# [DATA SHOWN]

BEGIN

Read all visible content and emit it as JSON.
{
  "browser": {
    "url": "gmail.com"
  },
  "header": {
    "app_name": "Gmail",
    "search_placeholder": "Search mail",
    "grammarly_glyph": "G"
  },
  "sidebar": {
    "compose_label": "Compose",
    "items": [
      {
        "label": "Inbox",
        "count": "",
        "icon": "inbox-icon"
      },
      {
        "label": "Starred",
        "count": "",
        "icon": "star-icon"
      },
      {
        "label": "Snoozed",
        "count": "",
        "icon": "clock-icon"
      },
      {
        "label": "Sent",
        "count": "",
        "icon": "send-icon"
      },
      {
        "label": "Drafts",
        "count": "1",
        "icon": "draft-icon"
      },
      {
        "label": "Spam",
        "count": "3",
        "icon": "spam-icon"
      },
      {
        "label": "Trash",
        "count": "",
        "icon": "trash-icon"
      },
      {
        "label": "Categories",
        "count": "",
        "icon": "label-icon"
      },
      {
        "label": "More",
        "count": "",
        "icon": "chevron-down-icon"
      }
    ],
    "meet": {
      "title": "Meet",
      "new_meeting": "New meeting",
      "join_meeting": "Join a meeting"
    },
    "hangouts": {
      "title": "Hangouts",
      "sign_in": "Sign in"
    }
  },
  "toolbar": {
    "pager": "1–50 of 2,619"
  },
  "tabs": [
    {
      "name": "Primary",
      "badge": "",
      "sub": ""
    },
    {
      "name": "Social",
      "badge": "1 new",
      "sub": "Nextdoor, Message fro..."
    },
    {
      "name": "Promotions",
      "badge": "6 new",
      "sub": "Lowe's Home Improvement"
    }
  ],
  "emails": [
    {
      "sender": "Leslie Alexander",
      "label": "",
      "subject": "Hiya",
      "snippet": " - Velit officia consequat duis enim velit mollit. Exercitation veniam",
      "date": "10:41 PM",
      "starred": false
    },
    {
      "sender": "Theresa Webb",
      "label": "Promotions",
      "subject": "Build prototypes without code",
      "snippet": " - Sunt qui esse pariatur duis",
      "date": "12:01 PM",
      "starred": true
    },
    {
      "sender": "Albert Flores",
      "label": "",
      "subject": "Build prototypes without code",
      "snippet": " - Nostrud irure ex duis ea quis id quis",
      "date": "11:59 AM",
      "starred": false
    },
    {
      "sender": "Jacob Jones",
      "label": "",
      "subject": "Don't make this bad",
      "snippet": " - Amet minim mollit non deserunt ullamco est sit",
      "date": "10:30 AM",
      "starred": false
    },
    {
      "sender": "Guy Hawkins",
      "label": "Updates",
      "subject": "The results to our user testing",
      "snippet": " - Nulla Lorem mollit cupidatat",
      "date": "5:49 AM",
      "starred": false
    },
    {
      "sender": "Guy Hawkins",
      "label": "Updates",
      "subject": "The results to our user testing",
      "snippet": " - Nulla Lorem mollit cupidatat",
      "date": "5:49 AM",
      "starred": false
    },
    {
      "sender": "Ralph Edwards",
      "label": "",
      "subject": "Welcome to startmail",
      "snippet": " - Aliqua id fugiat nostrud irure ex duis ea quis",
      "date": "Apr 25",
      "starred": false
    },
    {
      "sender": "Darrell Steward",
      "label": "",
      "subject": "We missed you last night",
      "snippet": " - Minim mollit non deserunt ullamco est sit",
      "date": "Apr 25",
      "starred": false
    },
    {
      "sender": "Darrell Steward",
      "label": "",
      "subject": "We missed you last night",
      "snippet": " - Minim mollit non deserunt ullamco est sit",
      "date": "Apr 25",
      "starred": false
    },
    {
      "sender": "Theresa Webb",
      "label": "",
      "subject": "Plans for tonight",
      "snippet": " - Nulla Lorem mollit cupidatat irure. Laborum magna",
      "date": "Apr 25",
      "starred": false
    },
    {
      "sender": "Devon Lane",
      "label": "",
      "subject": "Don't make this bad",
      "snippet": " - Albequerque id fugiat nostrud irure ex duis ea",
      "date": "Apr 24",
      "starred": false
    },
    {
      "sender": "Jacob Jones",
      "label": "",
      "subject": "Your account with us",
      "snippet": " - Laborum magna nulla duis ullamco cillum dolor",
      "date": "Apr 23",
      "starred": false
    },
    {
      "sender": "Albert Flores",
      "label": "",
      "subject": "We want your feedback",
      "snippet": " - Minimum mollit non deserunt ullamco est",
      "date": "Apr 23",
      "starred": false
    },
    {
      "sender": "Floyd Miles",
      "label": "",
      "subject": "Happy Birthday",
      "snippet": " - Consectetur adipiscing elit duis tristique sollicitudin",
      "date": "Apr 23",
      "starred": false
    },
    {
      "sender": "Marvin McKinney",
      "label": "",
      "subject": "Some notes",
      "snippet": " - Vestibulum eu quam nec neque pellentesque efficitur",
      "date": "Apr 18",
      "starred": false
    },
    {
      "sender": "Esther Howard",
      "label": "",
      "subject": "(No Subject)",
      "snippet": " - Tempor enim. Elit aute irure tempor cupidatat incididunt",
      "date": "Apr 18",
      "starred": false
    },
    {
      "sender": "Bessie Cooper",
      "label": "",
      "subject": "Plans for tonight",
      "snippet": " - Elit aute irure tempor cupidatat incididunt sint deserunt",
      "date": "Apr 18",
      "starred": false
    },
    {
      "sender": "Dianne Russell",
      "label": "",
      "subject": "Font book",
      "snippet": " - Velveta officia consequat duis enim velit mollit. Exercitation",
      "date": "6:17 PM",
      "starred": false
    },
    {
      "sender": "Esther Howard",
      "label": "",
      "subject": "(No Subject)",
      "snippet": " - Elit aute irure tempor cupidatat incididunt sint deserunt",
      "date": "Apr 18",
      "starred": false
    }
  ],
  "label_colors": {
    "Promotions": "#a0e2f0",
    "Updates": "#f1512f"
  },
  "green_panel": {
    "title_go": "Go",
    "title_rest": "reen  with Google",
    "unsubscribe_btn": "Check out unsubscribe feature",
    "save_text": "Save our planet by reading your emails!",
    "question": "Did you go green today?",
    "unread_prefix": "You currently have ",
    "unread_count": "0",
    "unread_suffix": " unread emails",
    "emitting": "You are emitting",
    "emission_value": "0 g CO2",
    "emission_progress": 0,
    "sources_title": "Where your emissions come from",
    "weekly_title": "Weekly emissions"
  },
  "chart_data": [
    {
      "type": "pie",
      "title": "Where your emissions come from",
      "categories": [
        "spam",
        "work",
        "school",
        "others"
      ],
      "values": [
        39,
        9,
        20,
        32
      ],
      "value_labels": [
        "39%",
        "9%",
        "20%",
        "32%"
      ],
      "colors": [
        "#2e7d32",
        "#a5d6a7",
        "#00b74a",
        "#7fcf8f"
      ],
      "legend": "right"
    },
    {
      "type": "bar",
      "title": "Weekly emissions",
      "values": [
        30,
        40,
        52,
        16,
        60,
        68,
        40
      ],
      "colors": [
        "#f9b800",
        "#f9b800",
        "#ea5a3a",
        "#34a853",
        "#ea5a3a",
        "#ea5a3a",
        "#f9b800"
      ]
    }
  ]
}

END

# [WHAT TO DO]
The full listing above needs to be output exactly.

# [SOLUTION FOR THIS PROBLEM]
Read all visible content and emit it as JSON.
{
  "browser": {
    "url": "gmail.com"
  },
  "header": {
    "app_name": "Gmail",
    "search_placeholder": "Search mail",
    "grammarly_glyph": "G"
  },
  "sidebar": {
    "compose_label": "Compose",
    "items": [
      {
        "label": "Inbox",
        "count": "",
        "icon": "inbox-icon"
      },
      {
        "label": "Starred",
        "count": "",
        "icon": "star-icon"
      },
      {
        "label": "Snoozed",
        "count": "",
        "icon": "clock-icon"
      },
      {
        "label": "Sent",
        "count": "",
        "icon": "send-icon"
      },
      {
        "label": "Drafts",
        "count": "1",
        "icon": "draft-icon"
      },
      {
        "label": "Spam",
        "count": "3",
        "icon": "spam-icon"
      },
      {
        "label": "Trash",
        "count": "",
        "icon": "trash-icon"
      },
      {
        "label": "Categories",
        "count": "",
        "icon": "label-icon"
      },
      {
        "label": "More",
        "count": "",
        "icon": "chevron-down-icon"
      }
    ],
    "meet": {
      "title": "Meet",
      "new_meeting": "New meeting",
      "join_meeting": "Join a meeting"
    },
    "hangouts": {
      "title": "Hangouts",
      "sign_in": "Sign in"
    }
  },
  "toolbar": {
    "pager": "1–50 of 2,619"
  },
  "tabs": [
    {
      "name": "Primary",
      "badge": "",
      "sub": ""
    },
    {
      "name": "Social",
      "badge": "1 new",
      "sub": "Nextdoor, Message fro..."
    },
    {
      "name": "Promotions",
      "badge": "6 new",
      "sub": "Lowe's Home Improvement"
    }
  ],
  "emails": [
    {
      "sender": "Leslie Alexander",
      "label": "",
      "subject": "Hiya",
      "snippet": " - Velit officia consequat duis enim velit mollit. Exercitation veniam",
      "date": "10:41 PM",
      "starred": false
    },
    {
      "sender": "Theresa Webb",
      "label": "Promotions",
      "subject": "Build prototypes without code",
      "snippet": " - Sunt qui esse pariatur duis",
      "date": "12:01 PM",
      "starred": true
    },
    {
      "sender": "Albert Flores",
      "label": "",
      "subject": "Build prototypes without code",
      "snippet": " - Nostrud irure ex duis ea quis id quis",
      "date": "11:59 AM",
      "starred": false
    },
    {
      "sender": "Jacob Jones",
      "label": "",
      "subject": "Don't make this bad",
      "snippet": " - Amet minim mollit non deserunt ullamco est sit",
      "date": "10:30 AM",
      "starred": false
    },
    {
      "sender": "Guy Hawkins",
      "label": "Updates",
      "subject": "The results to our user testing",
      "snippet": " - Nulla Lorem mollit cupidatat",
      "date": "5:49 AM",
      "starred": false
    },
    {
      "sender": "Guy Hawkins",
      "label": "Updates",
      "subject": "The results to our user testing",
      "snippet": " - Nulla Lorem mollit cupidatat",
      "date": "5:49 AM",
      "starred": false
    },
    {
      "sender": "Ralph Edwards",
      "label": "",
      "subject": "Welcome to startmail",
      "snippet": " - Aliqua id fugiat nostrud irure ex duis ea quis",
      "date": "Apr 25",
      "starred": false
    },
    {
      "sender": "Darrell Steward",
      "label": "",
      "subject": "We missed you last night",
      "snippet": " - Minim mollit non deserunt ullamco est sit",
      "date": "Apr 25",
      "starred": false
    },
    {
      "sender": "Darrell Steward",
      "label": "",
      "subject": "We missed you last night",
      "snippet": " - Minim mollit non deserunt ullamco est sit",
      "date": "Apr 25",
      "starred": false
    },
    {
      "sender": "Theresa Webb",
      "label": "",
      "subject": "Plans for tonight",
      "snippet": " - Nulla Lorem mollit cupidatat irure. Laborum magna",
      "date": "Apr 25",
      "starred": false
    },
    {
      "sender": "Devon Lane",
      "label": "",
      "subject": "Don't make this bad",
      "snippet": " - Albequerque id fugiat nostrud irure ex duis ea",
      "date": "Apr 24",
      "starred": false
    },
    {
      "sender": "Jacob Jones",
      "label": "",
      "subject": "Your account with us",
      "snippet": " - Laborum magna nulla duis ullamco cillum dolor",
      "date": "Apr 23",
      "starred": false
    },
    {
      "sender": "Albert Flores",
      "label": "",
      "subject": "We want your feedback",
      "snippet": " - Minimum mollit non deserunt ullamco est",
      "date": "Apr 23",
      "starred": false
    },
    {
      "sender": "Floyd Miles",
      "label": "",
      "subject": "Happy Birthday",
      "snippet": " - Consectetur adipiscing elit duis tristique sollicitudin",
      "date": "Apr 23",
      "starred": false
    },
    {
      "sender": "Marvin McKinney",
      "label": "",
      "subject": "Some notes",
      "snippet": " - Vestibulum eu quam nec neque pellentesque efficitur",
      "date": "Apr 18",
      "starred": false
    },
    {
      "sender": "Esther Howard",
      "label": "",
      "subject": "(No Subject)",
      "snippet": " - Tempor enim. Elit aute irure tempor cupidatat incididunt",
      "date": "Apr 18",
      "starred": false
    },
    {
      "sender": "Bessie Cooper",
      "label": "",
      "subject": "Plans for tonight",
      "snippet": " - Elit aute irure tempor cupidatat incididunt sint deserunt",
      "date": "Apr 18",
      "starred": false
    },
    {
      "sender": "Dianne Russell",
      "label": "",
      "subject": "Font book",
      "snippet": " - Velveta officia consequat duis enim velit mollit. Exercitation",
      "date": "6:17 PM",
      "starred": false
    },
    {
      "sender": "Esther Howard",
      "label": "",
      "subject": "(No Subject)",
      "snippet": " - Elit aute irure tempor cupidatat incididunt sint deserunt",
      "date": "Apr 18",
      "starred": false
    }
  ],
  "label_colors": {
    "Promotions": "#a0e2f0",
    "Updates": "#f1512f"
  },
  "green_panel": {
    "title_go": "Go",
    "title_rest": "reen  with Google",
    "unsubscribe_btn": "Check out unsubscribe feature",
    "save_text": "Save our planet by reading your emails!",
    "question": "Did you go green today?",
    "unread_prefix": "You currently have ",
    "unread_count": "0",
    "unread_suffix": " unread emails",
    "emitting": "You are emitting",
    "emission_value": "0 g CO2",
    "emission_progress": 0,
    "sources_title": "Where your emissions come from",
    "weekly_title": "Weekly emissions"
  },
  "chart_data": [
    {
      "type": "pie",
      "title": "Where your emissions come from",
      "categories": [
        "spam",
        "work",
        "school",
        "others"
      ],
      "values": [
        39,
        9,
        20,
        32
      ],
      "value_labels": [
        "39%",
        "9%",
        "20%",
        "32%"
      ],
      "colors": [
        "#2e7d32",
        "#a5d6a7",
        "#00b74a",
        "#7fcf8f"
      ],
      "legend": "right"
    },
    {
      "type": "bar",
      "title": "Weekly emissions",
      "values": [
        30,
        40,
        52,
        16,
        60,
        68,
        40
      ],
      "colors": [
        "#f9b800",
        "#f9b800",
        "#ea5a3a",
        "#34a853",
        "#ea5a3a",
        "#ea5a3a",
        "#f9b800"
      ]
    }
  ]
}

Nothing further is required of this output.